▶ _EXTRACTED RECORDS_
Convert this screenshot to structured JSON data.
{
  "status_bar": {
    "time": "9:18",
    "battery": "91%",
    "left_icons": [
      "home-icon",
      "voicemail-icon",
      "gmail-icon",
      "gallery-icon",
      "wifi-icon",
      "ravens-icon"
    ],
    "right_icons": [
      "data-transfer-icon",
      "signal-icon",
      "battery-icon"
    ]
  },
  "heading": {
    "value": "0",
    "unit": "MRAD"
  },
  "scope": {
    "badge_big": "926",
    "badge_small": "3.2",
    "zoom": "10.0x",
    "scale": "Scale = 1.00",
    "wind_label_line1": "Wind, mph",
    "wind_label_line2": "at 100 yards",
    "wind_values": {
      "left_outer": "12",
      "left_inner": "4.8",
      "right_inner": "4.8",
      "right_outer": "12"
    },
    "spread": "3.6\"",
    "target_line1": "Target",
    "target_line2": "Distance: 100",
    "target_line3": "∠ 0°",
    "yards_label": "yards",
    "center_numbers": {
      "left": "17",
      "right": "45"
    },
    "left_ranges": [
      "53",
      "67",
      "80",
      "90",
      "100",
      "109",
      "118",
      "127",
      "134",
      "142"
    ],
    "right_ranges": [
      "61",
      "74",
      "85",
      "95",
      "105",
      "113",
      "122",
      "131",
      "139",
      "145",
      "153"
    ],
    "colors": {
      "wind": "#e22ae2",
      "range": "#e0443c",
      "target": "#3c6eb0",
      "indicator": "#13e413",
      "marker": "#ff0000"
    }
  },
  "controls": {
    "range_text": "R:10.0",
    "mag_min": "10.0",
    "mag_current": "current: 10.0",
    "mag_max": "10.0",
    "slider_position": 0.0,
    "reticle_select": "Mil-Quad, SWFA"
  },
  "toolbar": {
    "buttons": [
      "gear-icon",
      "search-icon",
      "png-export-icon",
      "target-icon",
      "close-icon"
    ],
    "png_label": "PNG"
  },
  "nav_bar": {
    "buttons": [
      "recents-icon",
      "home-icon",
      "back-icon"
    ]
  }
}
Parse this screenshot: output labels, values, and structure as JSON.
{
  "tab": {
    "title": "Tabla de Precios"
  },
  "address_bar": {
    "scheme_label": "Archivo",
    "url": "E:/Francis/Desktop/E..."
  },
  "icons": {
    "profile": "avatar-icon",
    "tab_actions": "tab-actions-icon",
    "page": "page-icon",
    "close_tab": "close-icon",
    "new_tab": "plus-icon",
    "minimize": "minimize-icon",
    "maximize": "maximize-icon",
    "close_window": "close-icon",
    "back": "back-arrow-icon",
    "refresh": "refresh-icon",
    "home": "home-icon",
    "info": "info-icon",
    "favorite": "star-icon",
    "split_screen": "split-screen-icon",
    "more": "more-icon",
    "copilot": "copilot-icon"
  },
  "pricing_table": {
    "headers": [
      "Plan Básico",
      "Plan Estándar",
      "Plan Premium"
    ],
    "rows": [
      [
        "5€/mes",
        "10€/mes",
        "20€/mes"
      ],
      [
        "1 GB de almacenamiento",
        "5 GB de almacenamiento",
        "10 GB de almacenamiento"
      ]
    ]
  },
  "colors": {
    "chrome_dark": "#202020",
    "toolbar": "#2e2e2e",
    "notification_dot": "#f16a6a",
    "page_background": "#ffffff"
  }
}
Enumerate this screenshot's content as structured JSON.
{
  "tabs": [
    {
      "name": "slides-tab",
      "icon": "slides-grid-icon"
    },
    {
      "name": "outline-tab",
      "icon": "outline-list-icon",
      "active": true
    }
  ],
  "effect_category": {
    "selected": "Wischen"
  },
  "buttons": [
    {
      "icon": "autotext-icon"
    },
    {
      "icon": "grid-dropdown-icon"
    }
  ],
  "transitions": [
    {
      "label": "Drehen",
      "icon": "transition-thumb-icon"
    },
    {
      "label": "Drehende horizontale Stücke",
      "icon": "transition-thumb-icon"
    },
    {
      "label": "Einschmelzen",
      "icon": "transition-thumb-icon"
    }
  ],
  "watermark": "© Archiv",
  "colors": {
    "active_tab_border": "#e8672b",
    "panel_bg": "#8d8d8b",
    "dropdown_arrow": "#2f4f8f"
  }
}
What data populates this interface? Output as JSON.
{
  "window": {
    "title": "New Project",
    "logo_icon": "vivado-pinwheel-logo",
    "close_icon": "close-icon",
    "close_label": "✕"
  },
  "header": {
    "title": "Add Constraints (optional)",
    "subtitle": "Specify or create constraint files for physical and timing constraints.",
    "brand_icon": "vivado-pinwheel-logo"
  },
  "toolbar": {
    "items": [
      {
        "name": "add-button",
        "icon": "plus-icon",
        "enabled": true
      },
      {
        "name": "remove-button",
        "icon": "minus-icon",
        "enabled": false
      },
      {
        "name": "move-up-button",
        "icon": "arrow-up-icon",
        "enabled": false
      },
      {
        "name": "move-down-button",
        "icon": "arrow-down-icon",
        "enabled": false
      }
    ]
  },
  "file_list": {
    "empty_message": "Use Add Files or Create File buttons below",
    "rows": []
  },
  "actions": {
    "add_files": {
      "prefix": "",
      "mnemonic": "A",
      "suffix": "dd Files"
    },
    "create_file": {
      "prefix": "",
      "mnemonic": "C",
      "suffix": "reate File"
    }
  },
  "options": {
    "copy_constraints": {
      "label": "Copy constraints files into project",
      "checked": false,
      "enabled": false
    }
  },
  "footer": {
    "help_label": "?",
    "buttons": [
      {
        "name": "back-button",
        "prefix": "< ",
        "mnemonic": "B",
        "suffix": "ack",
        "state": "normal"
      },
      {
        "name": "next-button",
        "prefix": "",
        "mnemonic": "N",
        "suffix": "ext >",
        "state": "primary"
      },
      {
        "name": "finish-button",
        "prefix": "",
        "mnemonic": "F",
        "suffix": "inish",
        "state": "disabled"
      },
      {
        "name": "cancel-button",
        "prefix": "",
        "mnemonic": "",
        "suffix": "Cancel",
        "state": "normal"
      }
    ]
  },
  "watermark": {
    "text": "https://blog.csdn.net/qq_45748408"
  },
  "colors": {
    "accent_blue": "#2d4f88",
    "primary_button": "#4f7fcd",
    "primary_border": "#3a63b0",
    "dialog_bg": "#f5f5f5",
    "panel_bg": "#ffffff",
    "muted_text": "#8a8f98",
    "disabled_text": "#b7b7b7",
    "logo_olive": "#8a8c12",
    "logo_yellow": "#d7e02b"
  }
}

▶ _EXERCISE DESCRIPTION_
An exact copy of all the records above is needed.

▶ _EXERCISE RESULT_
Convert this screenshot to structured JSON data.
{
  "status_bar": {
    "time": "9:18",
    "battery": "91%",
    "left_icons": [
      "home-icon",
      "voicemail-icon",
      "gmail-icon",
      "gallery-icon",
      "wifi-icon",
      "ravens-icon"
    ],
    "right_icons": [
      "data-transfer-icon",
      "signal-icon",
      "battery-icon"
    ]
  },
  "heading": {
    "value": "0",
    "unit": "MRAD"
  },
  "scope": {
    "badge_big": "926",
    "badge_small": "3.2",
    "zoom": "10.0x",
    "scale": "Scale = 1.00",
    "wind_label_line1": "Wind, mph",
    "wind_label_line2": "at 100 yards",
    "wind_values": {
      "left_outer": "12",
      "left_inner": "4.8",
      "right_inner": "4.8",
      "right_outer": "12"
    },
    "spread": "3.6\"",
    "target_line1": "Target",
    "target_line2": "Distance: 100",
    "target_line3": "∠ 0°",
    "yards_label": "yards",
    "center_numbers": {
      "left": "17",
      "right": "45"
    },
    "left_ranges": [
      "53",
      "67",
      "80",
      "90",
      "100",
      "109",
      "118",
      "127",
      "134",
      "142"
    ],
    "right_ranges": [
      "61",
      "74",
      "85",
      "95",
      "105",
      "113",
      "122",
      "131",
      "139",
      "145",
      "153"
    ],
    "colors": {
      "wind": "#e22ae2",
      "range": "#e0443c",
      "target": "#3c6eb0",
      "indicator": "#13e413",
      "marker": "#ff0000"
    }
  },
  "controls": {
    "range_text": "R:10.0",
    "mag_min": "10.0",
    "mag_current": "current: 10.0",
    "mag_max": "10.0",
    "slider_position": 0.0,
    "reticle_select": "Mil-Quad, SWFA"
  },
  "toolbar": {
    "buttons": [
      "gear-icon",
      "search-icon",
      "png-export-icon",
      "target-icon",
      "close-icon"
    ],
    "png_label": "PNG"
  },
  "nav_bar": {
    "buttons": [
      "recents-icon",
      "home-icon",
      "back-icon"
    ]
  }
}
Parse this screenshot: output labels, values, and structure as JSON.
{
  "tab": {
    "title": "Tabla de Precios"
  },
  "address_bar": {
    "scheme_label": "Archivo",
    "url": "E:/Francis/Desktop/E..."
  },
  "icons": {
    "profile": "avatar-icon",
    "tab_actions": "tab-actions-icon",
    "page": "page-icon",
    "close_tab": "close-icon",
    "new_tab": "plus-icon",
    "minimize": "minimize-icon",
    "maximize": "maximize-icon",
    "close_window": "close-icon",
    "back": "back-arrow-icon",
    "refresh": "refresh-icon",
    "home": "home-icon",
    "info": "info-icon",
    "favorite": "star-icon",
    "split_screen": "split-screen-icon",
    "more": "more-icon",
    "copilot": "copilot-icon"
  },
  "pricing_table": {
    "headers": [
      "Plan Básico",
      "Plan Estándar",
      "Plan Premium"
    ],
    "rows": [
      [
        "5€/mes",
        "10€/mes",
        "20€/mes"
      ],
      [
        "1 GB de almacenamiento",
        "5 GB de almacenamiento",
        "10 GB de almacenamiento"
      ]
    ]
  },
  "colors": {
    "chrome_dark": "#202020",
    "toolbar": "#2e2e2e",
    "notification_dot": "#f16a6a",
    "page_background": "#ffffff"
  }
}
Enumerate this screenshot's content as structured JSON.
{
  "tabs": [
    {
      "name": "slides-tab",
      "icon": "slides-grid-icon"
    },
    {
      "name": "outline-tab",
      "icon": "outline-list-icon",
      "active": true
    }
  ],
  "effect_category": {
    "selected": "Wischen"
  },
  "buttons": [
    {
      "icon": "autotext-icon"
    },
    {
      "icon": "grid-dropdown-icon"
    }
  ],
  "transitions": [
    {
      "label": "Drehen",
      "icon": "transition-thumb-icon"
    },
    {
      "label": "Drehende horizontale Stücke",
      "icon": "transition-thumb-icon"
    },
    {
      "label": "Einschmelzen",
      "icon": "transition-thumb-icon"
    }
  ],
  "watermark": "© Archiv",
  "colors": {
    "active_tab_border": "#e8672b",
    "panel_bg": "#8d8d8b",
    "dropdown_arrow": "#2f4f8f"
  }
}
What data populates this interface? Output as JSON.
{
  "window": {
    "title": "New Project",
    "logo_icon": "vivado-pinwheel-logo",
    "close_icon": "close-icon",
    "close_label": "✕"
  },
  "header": {
    "title": "Add Constraints (optional)",
    "subtitle": "Specify or create constraint files for physical and timing constraints.",
    "brand_icon": "vivado-pinwheel-logo"
  },
  "toolbar": {
    "items": [
      {
        "name": "add-button",
        "icon": "plus-icon",
        "enabled": true
      },
      {
        "name": "remove-button",
        "icon": "minus-icon",
        "enabled": false
      },
      {
        "name": "move-up-button",
        "icon": "arrow-up-icon",
        "enabled": false
      },
      {
        "name": "move-down-button",
        "icon": "arrow-down-icon",
        "enabled": false
      }
    ]
  },
  "file_list": {
    "empty_message": "Use Add Files or Create File buttons below",
    "rows": []
  },
  "actions": {
    "add_files": {
      "prefix": "",
      "mnemonic": "A",
      "suffix": "dd Files"
    },
    "create_file": {
      "prefix": "",
      "mnemonic": "C",
      "suffix": "reate File"
    }
  },
  "options": {
    "copy_constraints": {
      "label": "Copy constraints files into project",
      "checked": false,
      "enabled": false
    }
  },
  "footer": {
    "help_label": "?",
    "buttons": [
      {
        "name": "back-button",
        "prefix": "< ",
        "mnemonic": "B",
        "suffix": "ack",
        "state": "normal"
      },
      {
        "name": "next-button",
        "prefix": "",
        "mnemonic": "N",
        "suffix": "ext >",
        "state": "primary"
      },
      {
        "name": "finish-button",
        "prefix": "",
        "mnemonic": "F",
        "suffix": "inish",
        "state": "disabled"
      },
      {
        "name": "cancel-button",
        "prefix": "",
        "mnemonic": "",
        "suffix": "Cancel",
        "state": "normal"
      }
    ]
  },
  "watermark": {
    "text": "https://blog.csdn.net/qq_45748408"
  },
  "colors": {
    "accent_blue": "#2d4f88",
    "primary_button": "#4f7fcd",
    "primary_border": "#3a63b0",
    "dialog_bg": "#f5f5f5",
    "panel_bg": "#ffffff",
    "muted_text": "#8a8f98",
    "disabled_text": "#b7b7b7",
    "logo_olive": "#8a8c12",
    "logo_yellow": "#d7e02b"
  }
}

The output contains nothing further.